Heart valve disease occurs when one or more of the valves in your heart doesn't open or close properly.
Your heart has four valves which control blood flow, opening and closing to ensure that blood is always flowing forward and that there is no backward leakage. The mitral and tricuspid valves control blood flow from the atria to the ventricles, and the aortic and pulmonary valves control blood flow out of the ventricles.
When a heart valve doesn't fully open, called valvular stenosis, the heart has to work harder to pump blood through the opening. When a heart valve doesn't close tightly, called valvular insufficiency or "leaky valve", blood will leak backwards, also making the heart work harder.
Treatments for heart valve disease vary depending on the affected valve(s) and the severity of the disease. Types of heart valve disease include:

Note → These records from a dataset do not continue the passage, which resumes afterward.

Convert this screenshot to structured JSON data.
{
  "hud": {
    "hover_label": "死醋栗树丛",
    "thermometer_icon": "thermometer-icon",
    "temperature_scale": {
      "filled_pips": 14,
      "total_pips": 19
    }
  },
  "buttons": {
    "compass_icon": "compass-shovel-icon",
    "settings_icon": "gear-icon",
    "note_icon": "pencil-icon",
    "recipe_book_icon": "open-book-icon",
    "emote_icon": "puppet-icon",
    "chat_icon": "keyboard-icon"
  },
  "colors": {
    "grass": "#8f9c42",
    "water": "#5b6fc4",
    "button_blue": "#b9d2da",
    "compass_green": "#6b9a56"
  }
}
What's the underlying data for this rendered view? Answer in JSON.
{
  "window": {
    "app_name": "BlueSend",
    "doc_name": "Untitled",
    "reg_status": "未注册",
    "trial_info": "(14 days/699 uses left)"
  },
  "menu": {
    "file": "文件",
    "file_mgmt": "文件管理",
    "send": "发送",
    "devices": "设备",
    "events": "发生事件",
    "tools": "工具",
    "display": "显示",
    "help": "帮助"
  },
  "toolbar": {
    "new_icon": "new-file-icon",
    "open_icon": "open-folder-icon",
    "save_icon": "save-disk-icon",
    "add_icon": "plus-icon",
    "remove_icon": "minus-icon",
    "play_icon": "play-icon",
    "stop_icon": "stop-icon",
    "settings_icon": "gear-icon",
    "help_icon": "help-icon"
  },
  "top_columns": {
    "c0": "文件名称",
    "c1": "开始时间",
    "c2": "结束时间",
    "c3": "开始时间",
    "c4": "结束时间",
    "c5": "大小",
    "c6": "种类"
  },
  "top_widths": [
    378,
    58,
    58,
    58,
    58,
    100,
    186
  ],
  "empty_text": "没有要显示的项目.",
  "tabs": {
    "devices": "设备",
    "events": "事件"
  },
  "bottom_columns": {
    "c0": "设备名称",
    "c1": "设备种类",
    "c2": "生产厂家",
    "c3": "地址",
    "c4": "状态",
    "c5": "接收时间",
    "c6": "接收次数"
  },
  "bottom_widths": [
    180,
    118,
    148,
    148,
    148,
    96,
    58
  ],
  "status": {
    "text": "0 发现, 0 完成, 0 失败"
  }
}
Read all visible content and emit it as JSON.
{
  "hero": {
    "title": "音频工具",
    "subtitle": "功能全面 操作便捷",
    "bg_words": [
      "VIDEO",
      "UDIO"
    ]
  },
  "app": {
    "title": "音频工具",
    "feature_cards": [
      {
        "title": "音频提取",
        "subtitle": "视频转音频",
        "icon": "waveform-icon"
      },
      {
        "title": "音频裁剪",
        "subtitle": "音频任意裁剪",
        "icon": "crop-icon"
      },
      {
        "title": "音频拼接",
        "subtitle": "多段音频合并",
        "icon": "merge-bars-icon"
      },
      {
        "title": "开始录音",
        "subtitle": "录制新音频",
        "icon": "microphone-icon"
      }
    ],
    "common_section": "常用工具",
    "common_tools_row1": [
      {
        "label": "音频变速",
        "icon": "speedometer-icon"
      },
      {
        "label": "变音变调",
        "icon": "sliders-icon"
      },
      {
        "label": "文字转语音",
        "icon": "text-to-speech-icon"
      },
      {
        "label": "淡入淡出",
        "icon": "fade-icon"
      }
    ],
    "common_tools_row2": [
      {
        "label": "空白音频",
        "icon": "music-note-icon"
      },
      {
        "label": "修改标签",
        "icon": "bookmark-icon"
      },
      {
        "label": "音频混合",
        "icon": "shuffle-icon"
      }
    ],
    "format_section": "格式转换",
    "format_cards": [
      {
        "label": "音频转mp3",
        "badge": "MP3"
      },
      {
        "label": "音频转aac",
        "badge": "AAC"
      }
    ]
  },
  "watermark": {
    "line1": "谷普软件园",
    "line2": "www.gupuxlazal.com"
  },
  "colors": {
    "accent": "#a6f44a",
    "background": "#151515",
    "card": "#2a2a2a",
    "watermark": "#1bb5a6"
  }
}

Columbia has been at the forefront of developing minimally invasive, robotic, and catheter-based approaches to heart valve repairs and replacements, allowing those who are at higher risk access to lifesaving surgery. Additionally, hybrid approaches for complex cases are performed routinely at our Heart Valve Center, such as a combined tricuspid valve repair and mitral valve replacement.